_EXERCISE_
The answer must be an exact copy of the entries below, with no images in it.

*** SOURCE DATA ***

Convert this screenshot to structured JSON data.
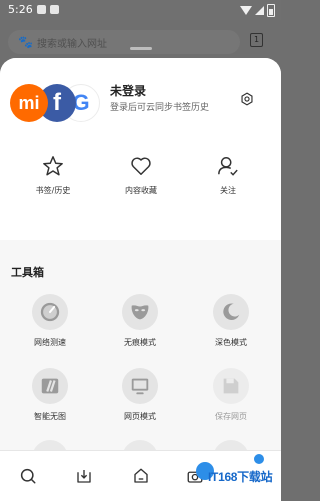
{
  "status_bar": {
    "time": "5:26"
  },
  "search": {
    "placeholder": "搜索或输入网址",
    "tab_count": "1"
  },
  "account": {
    "title": "未登录",
    "subtitle": "登录后可云同步书签历史",
    "logos": [
      "mi-logo",
      "facebook-logo",
      "google-logo"
    ],
    "logo_texts": {
      "mi": "mi",
      "facebook": "f",
      "google": "G"
    }
  },
  "quick_actions": [
    {
      "label": "书签/历史",
      "icon": "star-icon"
    },
    {
      "label": "内容收藏",
      "icon": "heart-icon"
    },
    {
      "label": "关注",
      "icon": "user-follow-icon"
    }
  ],
  "toolbox": {
    "title": "工具箱",
    "items": [
      {
        "label": "网络测速",
        "icon": "speedometer-icon",
        "enabled": true
      },
      {
        "label": "无痕模式",
        "icon": "mask-icon",
        "enabled": true
      },
      {
        "label": "深色模式",
        "icon": "moon-icon",
        "enabled": true
      },
      {
        "label": "智能无图",
        "icon": "no-image-icon",
        "enabled": true
      },
      {
        "label": "网页模式",
        "icon": "desktop-icon",
        "enabled": true
      },
      {
        "label": "保存网页",
        "icon": "save-page-icon",
        "enabled": false
      }
    ]
  },
  "bottom_nav": [
    "search-icon",
    "download-icon",
    "home-icon",
    "camera-icon"
  ],
  "watermark": {
    "text": "IT168下载站"
  },
  "colors": {
    "mi": "#ff6a00",
    "facebook": "#3b5ba5",
    "google_blue": "#4285f4",
    "watermark": "#2d8ee8"
  }
}
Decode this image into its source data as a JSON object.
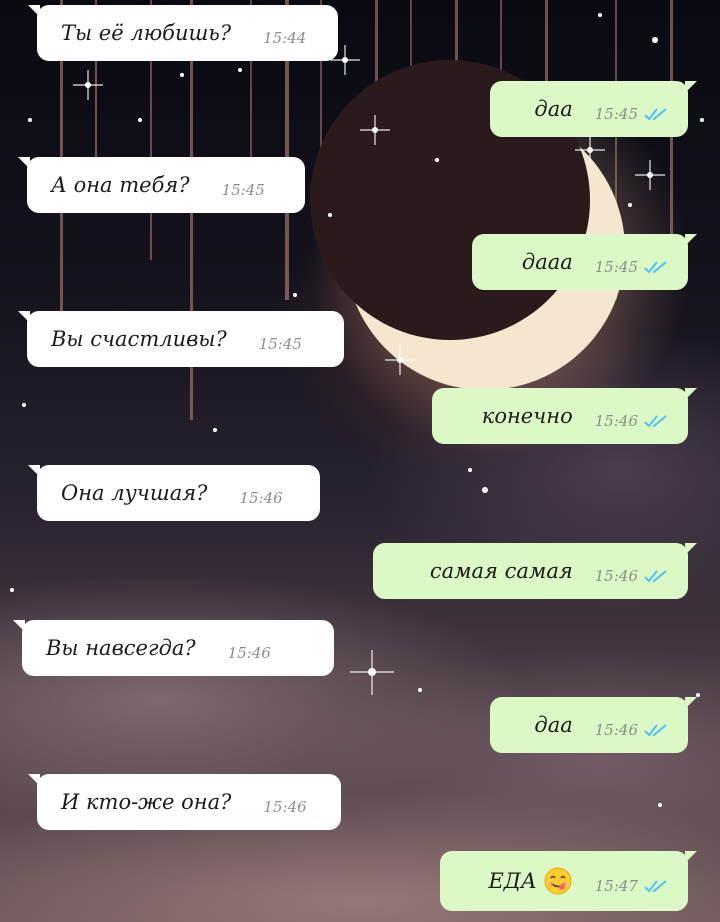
{
  "colors": {
    "incoming_bubble": "#ffffff",
    "outgoing_bubble": "#dcf8c6",
    "read_ticks": "#4fc3f7"
  },
  "messages": [
    {
      "direction": "incoming",
      "text": "Ты её любишь?",
      "time": "15:44"
    },
    {
      "direction": "outgoing",
      "text": "даа",
      "time": "15:45",
      "status": "read-double-check-icon"
    },
    {
      "direction": "incoming",
      "text": "А она тебя?",
      "time": "15:45"
    },
    {
      "direction": "outgoing",
      "text": "дааа",
      "time": "15:45",
      "status": "read-double-check-icon"
    },
    {
      "direction": "incoming",
      "text": "Вы счастливы?",
      "time": "15:45"
    },
    {
      "direction": "outgoing",
      "text": "конечно",
      "time": "15:46",
      "status": "read-double-check-icon"
    },
    {
      "direction": "incoming",
      "text": "Она лучшая?",
      "time": "15:46"
    },
    {
      "direction": "outgoing",
      "text": "самая самая",
      "time": "15:46",
      "status": "read-double-check-icon"
    },
    {
      "direction": "incoming",
      "text": "Вы навсегда?",
      "time": "15:46"
    },
    {
      "direction": "outgoing",
      "text": "даа",
      "time": "15:46",
      "status": "read-double-check-icon"
    },
    {
      "direction": "incoming",
      "text": "И кто-же она?",
      "time": "15:46"
    },
    {
      "direction": "outgoing",
      "text": "ЕДА",
      "emoji": "savoring-food-face-emoji",
      "time": "15:47",
      "status": "read-double-check-icon"
    }
  ]
}
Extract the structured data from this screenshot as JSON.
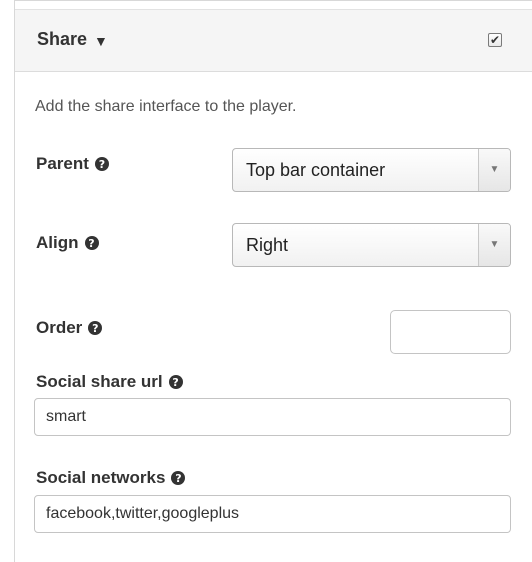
{
  "section": {
    "title": "Share",
    "caret_icon": "caret-down-icon",
    "enabled_checkbox": {
      "checked": true,
      "icon": "check-icon"
    },
    "description": "Add the share interface to the player."
  },
  "fields": {
    "parent": {
      "label": "Parent",
      "help_icon": "question-circle-icon",
      "value": "Top bar container"
    },
    "align": {
      "label": "Align",
      "help_icon": "question-circle-icon",
      "value": "Right"
    },
    "order": {
      "label": "Order",
      "help_icon": "question-circle-icon",
      "value": ""
    },
    "social_share_url": {
      "label": "Social share url",
      "help_icon": "question-circle-icon",
      "value": "smart"
    },
    "social_networks": {
      "label": "Social networks",
      "help_icon": "question-circle-icon",
      "value": "facebook,twitter,googleplus"
    }
  },
  "glyphs": {
    "caret": "▼",
    "check": "✔",
    "help": "?",
    "select_arrow": "▼"
  }
}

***

_ANSWER TO THE EXERCISE_
Convert this screenshot to structured JSON data.
{
  "status_bar": {
    "time": "5:26"
  },
  "search": {
    "placeholder": "搜索或输入网址",
    "tab_count": "1"
  },
  "account": {
    "title": "未登录",
    "subtitle": "登录后可云同步书签历史",
    "logos": [
      "mi-logo",
      "facebook-logo",
      "google-logo"
    ],
    "logo_texts": {
      "mi": "mi",
      "facebook": "f",
      "google": "G"
    }
  },
  "quick_actions": [
    {
      "label": "书签/历史",
      "icon": "star-icon"
    },
    {
      "label": "内容收藏",
      "icon": "heart-icon"
    },
    {
      "label": "关注",
      "icon": "user-follow-icon"
    }
  ],
  "toolbox": {
    "title": "工具箱",
    "items": [
      {
        "label": "网络测速",
        "icon": "speedometer-icon",
        "enabled": true
      },
      {
        "label": "无痕模式",
        "icon": "mask-icon",
        "enabled": true
      },
      {
        "label": "深色模式",
        "icon": "moon-icon",
        "enabled": true
      },
      {
        "label": "智能无图",
        "icon": "no-image-icon",
        "enabled": true
      },
      {
        "label": "网页模式",
        "icon": "desktop-icon",
        "enabled": true
      },
      {
        "label": "保存网页",
        "icon": "save-page-icon",
        "enabled": false
      }
    ]
  },
  "bottom_nav": [
    "search-icon",
    "download-icon",
    "home-icon",
    "camera-icon"
  ],
  "watermark": {
    "text": "IT168下载站"
  },
  "colors": {
    "mi": "#ff6a00",
    "facebook": "#3b5ba5",
    "google_blue": "#4285f4",
    "watermark": "#2d8ee8"
  }
}
Decode this image into its source data as a JSON object.
{
  "colors": {
    "incoming_bubble": "#ffffff",
    "outgoing_bubble": "#dcf8c6",
    "read_ticks": "#4fc3f7"
  },
  "messages": [
    {
      "direction": "incoming",
      "text": "Ты её любишь?",
      "time": "15:44"
    },
    {
      "direction": "outgoing",
      "text": "даа",
      "time": "15:45",
      "status": "read-double-check-icon"
    },
    {
      "direction": "incoming",
      "text": "А она тебя?",
      "time": "15:45"
    },
    {
      "direction": "outgoing",
      "text": "дааа",
      "time": "15:45",
      "status": "read-double-check-icon"
    },
    {
      "direction": "incoming",
      "text": "Вы счастливы?",
      "time": "15:45"
    },
    {
      "direction": "outgoing",
      "text": "конечно",
      "time": "15:46",
      "status": "read-double-check-icon"
    },
    {
      "direction": "incoming",
      "text": "Она лучшая?",
      "time": "15:46"
    },
    {
      "direction": "outgoing",
      "text": "самая самая",
      "time": "15:46",
      "status": "read-double-check-icon"
    },
    {
      "direction": "incoming",
      "text": "Вы навсегда?",
      "time": "15:46"
    },
    {
      "direction": "outgoing",
      "text": "даа",
      "time": "15:46",
      "status": "read-double-check-icon"
    },
    {
      "direction": "incoming",
      "text": "И кто-же она?",
      "time": "15:46"
    },
    {
      "direction": "outgoing",
      "text": "ЕДА",
      "emoji": "savoring-food-face-emoji",
      "time": "15:47",
      "status": "read-double-check-icon"
    }
  ]
}
Extract the structured data from this screenshot as JSON.
{
  "section": {
    "title": "Share",
    "caret_icon": "caret-down-icon",
    "enabled_checkbox": {
      "checked": true,
      "icon": "check-icon"
    },
    "description": "Add the share interface to the player."
  },
  "fields": {
    "parent": {
      "label": "Parent",
      "help_icon": "question-circle-icon",
      "value": "Top bar container"
    },
    "align": {
      "label": "Align",
      "help_icon": "question-circle-icon",
      "value": "Right"
    },
    "order": {
      "label": "Order",
      "help_icon": "question-circle-icon",
      "value": ""
    },
    "social_share_url": {
      "label": "Social share url",
      "help_icon": "question-circle-icon",
      "value": "smart"
    },
    "social_networks": {
      "label": "Social networks",
      "help_icon": "question-circle-icon",
      "value": "facebook,twitter,googleplus"
    }
  },
  "glyphs": {
    "caret": "▼",
    "check": "✔",
    "help": "?",
    "select_arrow": "▼"
  }
}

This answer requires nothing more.